At one point during the Timberwolves’ 25-minute media day news conference Monday, General Manager Scott Layden picked up his phone and showed it to those in attendance.
Layden said it has been buzzing frequently since other NBA teams learned of Jimmy Butler’s desire to leave Minnesota.
“When you have a player like Jimmy who is clearly a top-10 player and All-NBA player, the phone is ringing,” Layden said. “That’s why I brought it up here.”
Layden, Thibodeau and the rest of the Wolves carried on with the official media day business while Butler, who was in town to take a physical, did not speak. Media day was a chance for the Wolves to try to put a positive spin on Butler’s trade request and losing someone they referred to multiple times as a “top 10” player.
That was directed at the rest of the league as a bargaining ploy for the kind of offers the Wolves are hoping to make for Butler. Along those lines, Tom Thibodeau, the coach and president of basketball operations, said the Wolves are open for business, but they aren’t going to sell Butler until the offer is right.
“We’re not going to make a bad deal,” Thibodeau said. “If it’s a good deal, we’re interested. [Owner] Glen [Taylor], Scott, myself I think we’ve made that clear to everyone. I think Jimmy understands and the team understands. But you have to take the team first.”
Thibodeau also said the Wolves won’t necessarily cater their deals to preferred destinations of Butler, which include the Nets, Knicks and Clippers.
“I made it clear to Jimmy that we have to do what’s best for us,” Thibodeau said. “If there’s a deal and it’s not good for us, we’re not interested. If it’s good for us, then we’re interested. It may not be a team that you feel you wanted to go to.”
Thibodeau said Butler still needs a week to rehabilitate his shooting hand after offseason surgery he had in July. That week is a convenient amount of time for the Wolves to make a deal. Trade markets can take time to materialize, but the Wolves are betting they can find a suitable offer for Butler soon.
While the drama unfolds, Butler’s teammates will prepare for the season.

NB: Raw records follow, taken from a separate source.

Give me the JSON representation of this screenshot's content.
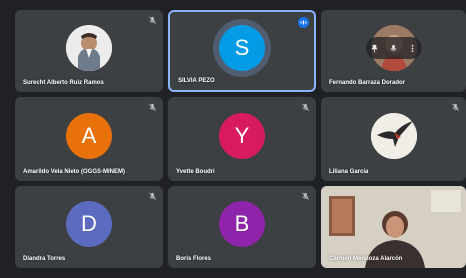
{
  "participants": [
    {
      "name": "Surecht Alberto Ruiz Ramos",
      "type": "photo",
      "muted": true
    },
    {
      "name": "SILVIA PEZO",
      "type": "initial",
      "initial": "S",
      "color": "#039be5",
      "speaking": true
    },
    {
      "name": "Fernando Barraza Dorador",
      "type": "photo",
      "muted": false
    },
    {
      "name": "Amarildo Vela Nieto (OGGS-MINEM)",
      "type": "initial",
      "initial": "A",
      "color": "#e8710a",
      "muted": true
    },
    {
      "name": "Yvette Boudri",
      "type": "initial",
      "initial": "Y",
      "color": "#d81b60",
      "muted": true
    },
    {
      "name": "Liliana García",
      "type": "photo",
      "muted": true
    },
    {
      "name": "Diandra Torres",
      "type": "initial",
      "initial": "D",
      "color": "#5c6bc0",
      "muted": true
    },
    {
      "name": "Boris Flores",
      "type": "initial",
      "initial": "B",
      "color": "#8e24aa",
      "muted": true
    },
    {
      "name": "Carmen Mendoza Alarcón",
      "type": "video",
      "muted": false
    }
  ],
  "colors": {
    "background": "#202124",
    "tile": "#3c4043",
    "active_border": "#8ab4f8",
    "speaking_badge": "#1a73e8"
  },
  "icons": [
    "mic-off-icon",
    "speaking-indicator-icon",
    "pin-icon",
    "more-options-icon"
  ]
}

Some said Butler’s inevitable departure wasn’t a problem, but Taj Gibson, who said he was “in shock” when his good friend Butler made the request — told it as he saw it, that it was a distraction.
“You look at the strides we took last year just to get to the playoffs and so many up and downs and you get hit with a right hook right before training camp …” Gibson said. “It’s weird. It’s hard to explain but it’s a weird feeling right before training camp.”
The franchise’s two young cornerstones, Karl-Anthony Towns and Andrew Wiggins, downplayed their reported tension with Butler.
Towns said his signing of a five-year, $190 million extension on Sunday “never had anything to do with Jimmy” and the delay of signing it until now was a result of ongoing talks with the Wolves and Taylor, who also owns the Star Tribune.
“There’s nothing but respect from both sides and admiration and love for each other,” Towns said of negotiations. “We have to find common ground, and we finally found common ground at a very awkward time.”
Wiggins said Butler was a “positive” addition to the team last season in helping the Wolves make the playoffs for the first time since 2004 and said he didn’t have any issues with Butler.
“Not everyone is going to like each other but you have to respect that person,” Wiggins said. “Respect their grind. Respect how they play, but me? I never had no problems with anyone in the locker room and even now I’m all positive.”
Added Towns: “Jimmy’s an amazing player, and it’s on all of us to pick up the pieces.”
That’s a fitting image after the week Butler has put the Wolves through.
Layden’s phone will keep buzzing as he fields offers from several interested teams.
Thibodeau added that last week was the first time Butler made a trade demand, contradicting what a source confirmed to the Star Tribune that Butler had made his desire known earlier in the summer.
Layden said reports that the Wolves were shutting down previous trade calls didn’t have to do with unwillingness to deal Butler but rather the kind of offers teams were making.
“Every team can’t participate in these sorts of deals because there’s not enough of what we perceive of as assets that we could get back,” Layden said. “Sometimes there’s frustration in the dialogue with teams.”
Part of the dialogue will be Taylor, who has overseen major trades involving franchise players in the past. If a week goes by and Butler is still a member of the Timberwolves, Thibodeau expects him to practice. But until then the Wolves will be trying to make a deal.
“If something is good for us, then we’re interested in doing it,” Thibodeau said. “If not, we’re ready to move forward the other way.”